Dress Code: Wear what you like. Jeans is the norm.
Recently remodeled into 2 dance clubs in one. One room has a dance/hip-hop mix while the second room features all techno, They've still got a comedy club, thats normally open until the club gets going around 11 or so. The crowd is younger, mainly 18-23 girls and all ages of guys trying to hook up. Drinks have always been a good size.
Dress Code: Once again, its been a few years, but it was jeans/club wear the last time I was in the place.
The Varsity is right at the north gates of LSU. It can be cheesy, just like all the other clubs on the planet, but you can always expect a packed house. Different nights have different music. The best night is normally the retro night. Many costumes, many good looking people. The building itself is really old with a cool history, which you can read about right as you walk inside. It has recently been "connected" to the Chimes restaurant through a side door.
Dress Code: Semi-nice is the norm, but you'll see shorts also.
Tabby's is the only Blues bar that I've ever visited, and I've only been once. I can't compare it to other places, but I enjoyed it a great deal. Tabby Brown is a well-known Blues singer in the area, and his place attracts some good Blues talent.
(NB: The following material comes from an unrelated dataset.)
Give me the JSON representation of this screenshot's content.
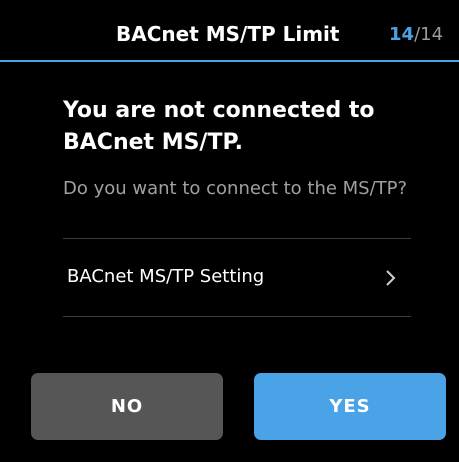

Tabby's Blues Box proudly bills itself as a little "hole-in-the-wall" Blues joint. The entrance leads to a small area where customers pay the cover charge. Tinsel streamers block the view of the room beyond. Two steps lead down to the rest of the place. A bar is on the right roughly in the middle of the room. The stage is on the left. Small tables and diner chairs are arranged on each side of the stage and in a little alcove to the far side of the bar. The area in front of the stage is left open for those who want to dance. At the far end of the place is an unused fireplace on one side. A hall in the back leads to two restrooms. Nothing is very fancy, but things are clean. The appeal of the place is in the music.
From what a friend has told me, the crowd is usually about equally mixed racially between black and white and ranges in age from 30ish to 60ish. The exception is on Thursday nights when free draft beer brings a big crowd of young folks (largely white) from LSU. The big nights are supposed to be Thursday and Saturday. I was there on a Friday, and it wasn't crowded.
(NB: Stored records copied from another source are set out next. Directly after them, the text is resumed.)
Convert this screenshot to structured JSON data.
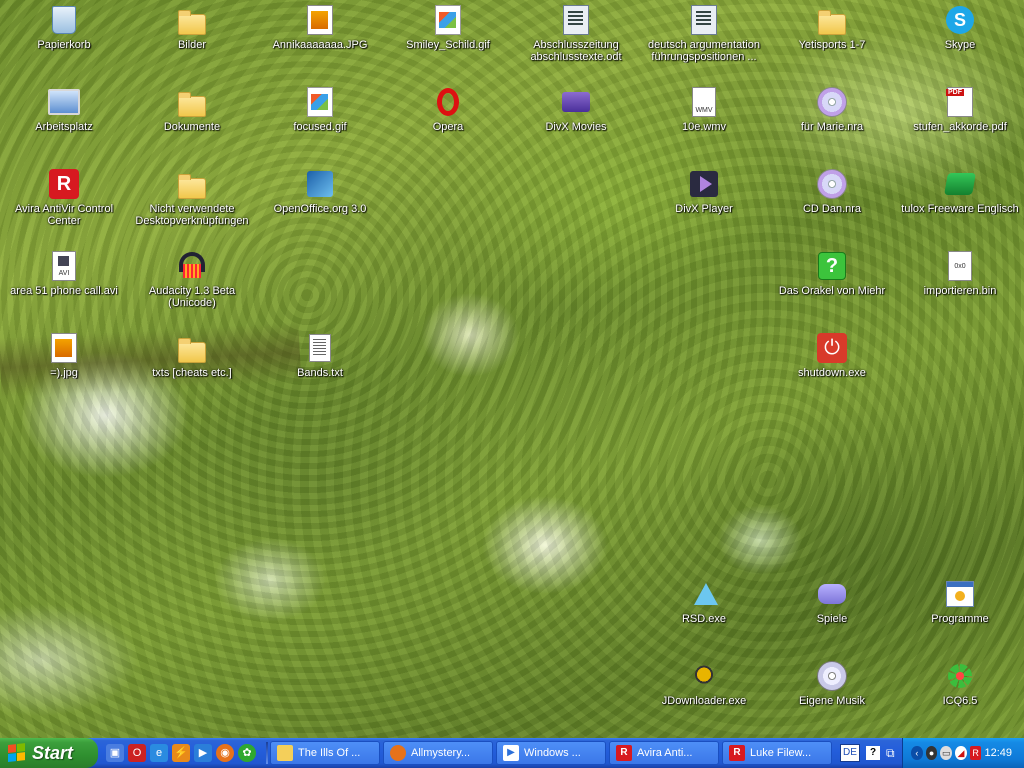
{
  "desktop": {
    "icons": [
      {
        "label": "Papierkorb",
        "icon": "recycle-bin-icon"
      },
      {
        "label": "Bilder",
        "icon": "folder-icon"
      },
      {
        "label": "Annikaaaaaaa.JPG",
        "icon": "image-file-icon"
      },
      {
        "label": "Smiley_Schild.gif",
        "icon": "image-file-icon"
      },
      {
        "label": "Abschlusszeitung abschlusstexte.odt",
        "icon": "odt-document-icon"
      },
      {
        "label": "deutsch argumentation führungspositionen ...",
        "icon": "odt-document-icon"
      },
      {
        "label": "Yetisports 1-7",
        "icon": "folder-icon"
      },
      {
        "label": "Skype",
        "icon": "skype-icon"
      },
      {
        "label": "Arbeitsplatz",
        "icon": "my-computer-icon"
      },
      {
        "label": "Dokumente",
        "icon": "folder-icon"
      },
      {
        "label": "focused.gif",
        "icon": "image-file-icon"
      },
      {
        "label": "Opera",
        "icon": "opera-icon"
      },
      {
        "label": "DivX Movies",
        "icon": "divx-movies-icon"
      },
      {
        "label": "10e.wmv",
        "icon": "wmv-video-icon"
      },
      {
        "label": "für Marie.nra",
        "icon": "cd-image-icon"
      },
      {
        "label": "stufen_akkorde.pdf",
        "icon": "pdf-icon"
      },
      {
        "label": "Avira AntiVir Control Center",
        "icon": "avira-icon"
      },
      {
        "label": "Nicht verwendete Desktopverknüpfungen",
        "icon": "folder-icon"
      },
      {
        "label": "OpenOffice.org 3.0",
        "icon": "openoffice-icon"
      },
      {
        "label": "DivX Player",
        "icon": "divx-player-icon"
      },
      {
        "label": "CD Dan.nra",
        "icon": "cd-image-icon"
      },
      {
        "label": "tulox Freeware Englisch",
        "icon": "tulox-icon"
      },
      {
        "label": "area 51 phone call.avi",
        "icon": "avi-video-icon"
      },
      {
        "label": "Audacity 1.3 Beta (Unicode)",
        "icon": "audacity-icon"
      },
      {
        "label": "Das Orakel von Miehr",
        "icon": "question-mark-icon"
      },
      {
        "label": "importieren.bin",
        "icon": "bin-file-icon"
      },
      {
        "label": "=).jpg",
        "icon": "jpg-file-icon"
      },
      {
        "label": "txts [cheats etc.]",
        "icon": "folder-icon"
      },
      {
        "label": "Bands.txt",
        "icon": "text-file-icon"
      },
      {
        "label": "shutdown.exe",
        "icon": "power-icon"
      },
      {
        "label": "RSD.exe",
        "icon": "rsd-icon"
      },
      {
        "label": "Spiele",
        "icon": "games-icon"
      },
      {
        "label": "Programme",
        "icon": "programs-icon"
      },
      {
        "label": "JDownloader.exe",
        "icon": "jdownloader-icon"
      },
      {
        "label": "Eigene Musik",
        "icon": "music-cd-icon"
      },
      {
        "label": "ICQ6.5",
        "icon": "icq-icon"
      }
    ]
  },
  "taskbar": {
    "start_label": "Start",
    "tasks": [
      {
        "label": "The Ills Of ...",
        "icon": "folder-icon"
      },
      {
        "label": "Allmystery...",
        "icon": "firefox-icon"
      },
      {
        "label": "Windows ...",
        "icon": "media-player-icon"
      },
      {
        "label": "Avira Anti...",
        "icon": "avira-icon"
      },
      {
        "label": "Luke Filew...",
        "icon": "avira-icon"
      }
    ],
    "language": "DE",
    "clock": "12:49"
  },
  "colors": {
    "taskbar_blue": "#245edb",
    "start_green": "#3c9f3c",
    "tray_blue": "#0f7ad8"
  }
}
Dress Code: I don't recall seeing any notices about special dress requirements. I saw a great variety in dress when I was there. Two younger women were dressed fairly well in party style. Other young people wore jeans and T-shirts. Other people dressed more formally but still in more of a party style.
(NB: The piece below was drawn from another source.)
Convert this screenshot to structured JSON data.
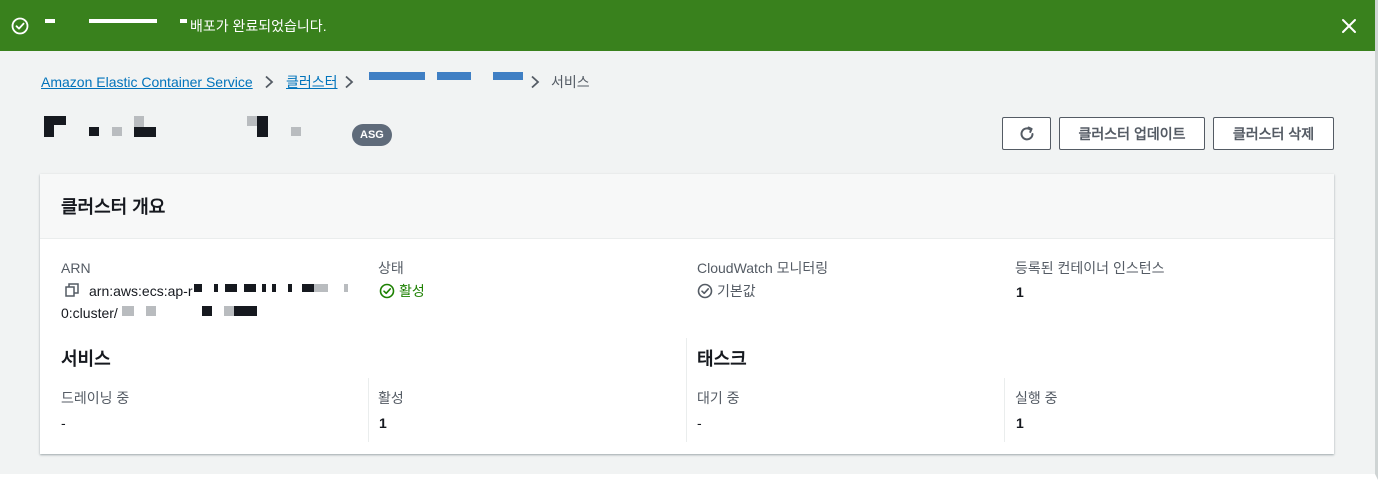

Baton Rouge always has a great band playing somewhere, but the trouble is that you've got to know WHERE!!! My favorite local bands that play great WCS music include: Stormy, Nightshift, and Coffee. I keep tabs of who is playing where with my dance calender, on a Yahoo groop. Feel free to check it out or e-mail me if you want to go dance. Or if you want to go check out a spot, try Sullivans, or Rick-n-Robins. They always have live music on the weekends.
Dress Code: Put on your boogie shoes!!!
A good Baton Rouge hang out. Easily has the best pool tables in town. Big screen TVs all around, a small bowling alley and other games like darts. They do serve food, but I don't know how good it is.
Dress Code: A little more "upper-class" than most of this college town's bars. Lots of businessmen frequent this place. Still jeans are acceptable, but not the norm.
The Texas club is a large, country/dance musical mesh of a place. Cowboy hats and baggy jeans are side-by-side. Can't we all just get along? Not really. Many big fights break out necessitating their own private SWAT team. Good drinks that are a little on the expensive side. This place does host some of the biggest names in country music.
Dress Code: Whatever your musical taste proclaims is "cool."
The Casino is just across from the State Capitol. It is an authentic turn of the century paddle wheeler which now has 30,000 sqft of gaming facilities. It also has an International Marketplace Buffet and live music in Jesters Bar.